IBM: Racetrack memory instead of MRAM or hard disks
In racetrack memory, magnetic domain walls – boundaries between magnetic regions or "domains" in a magnetic material – are made to speed along nanowires made of magnetic material as if they were on a racetrack. In the process, the movable domain walls can be used as a type of magnetic shift register for storing data bits.
Several teams of scientists are working on getting racetrack memory ready for mass products. IBM now claims to have come a step closer to this goal: Dr. Stuart Parkin of IBM's Almaden research lab in California, who used to develop MRAM technology, has now published an article about the subject in Science magazine. His team managed to influence the walls between magnetic domains in permanently magnetic nanowires by applying spin polarised currents, a technique referred to as Spin Torque Transfer or STT. According to the report, the nanowires can also be arranged both perpendicularly and horizontally on the surface of silicon semiconductor components. This three-dimensional racetrack memory promises extremely high storage densities. Reading and writing the data is also said to be very fast, because every nanowire has its own read/write unit.

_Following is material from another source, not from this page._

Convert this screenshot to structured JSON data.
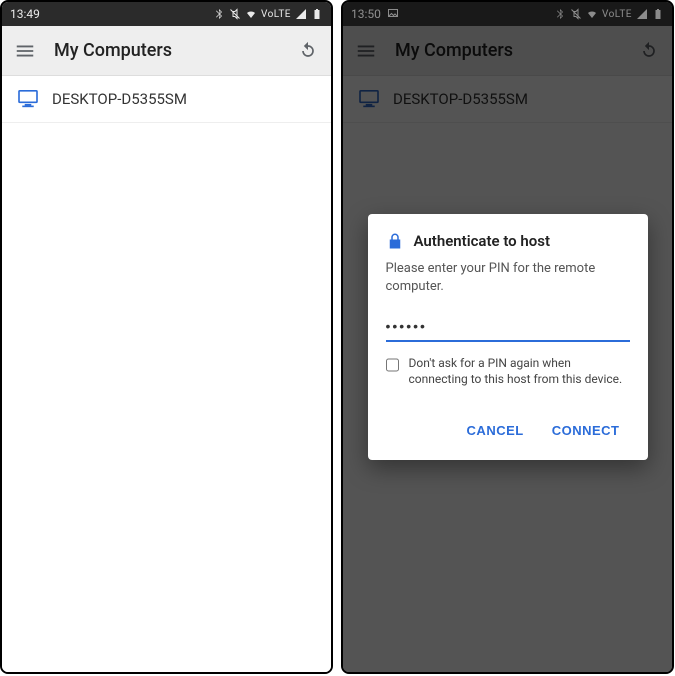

IBM explains the new technology both in a press release and in a YouTube video. Unfortunately, there is no mention of the MRAM co-operation with TDK which was announced last year. The Japanese group is a major producer and innovator in the field of magnetic materials. It remains unclear whether TDK is also co-operating with IBM in the field of racetrack memory.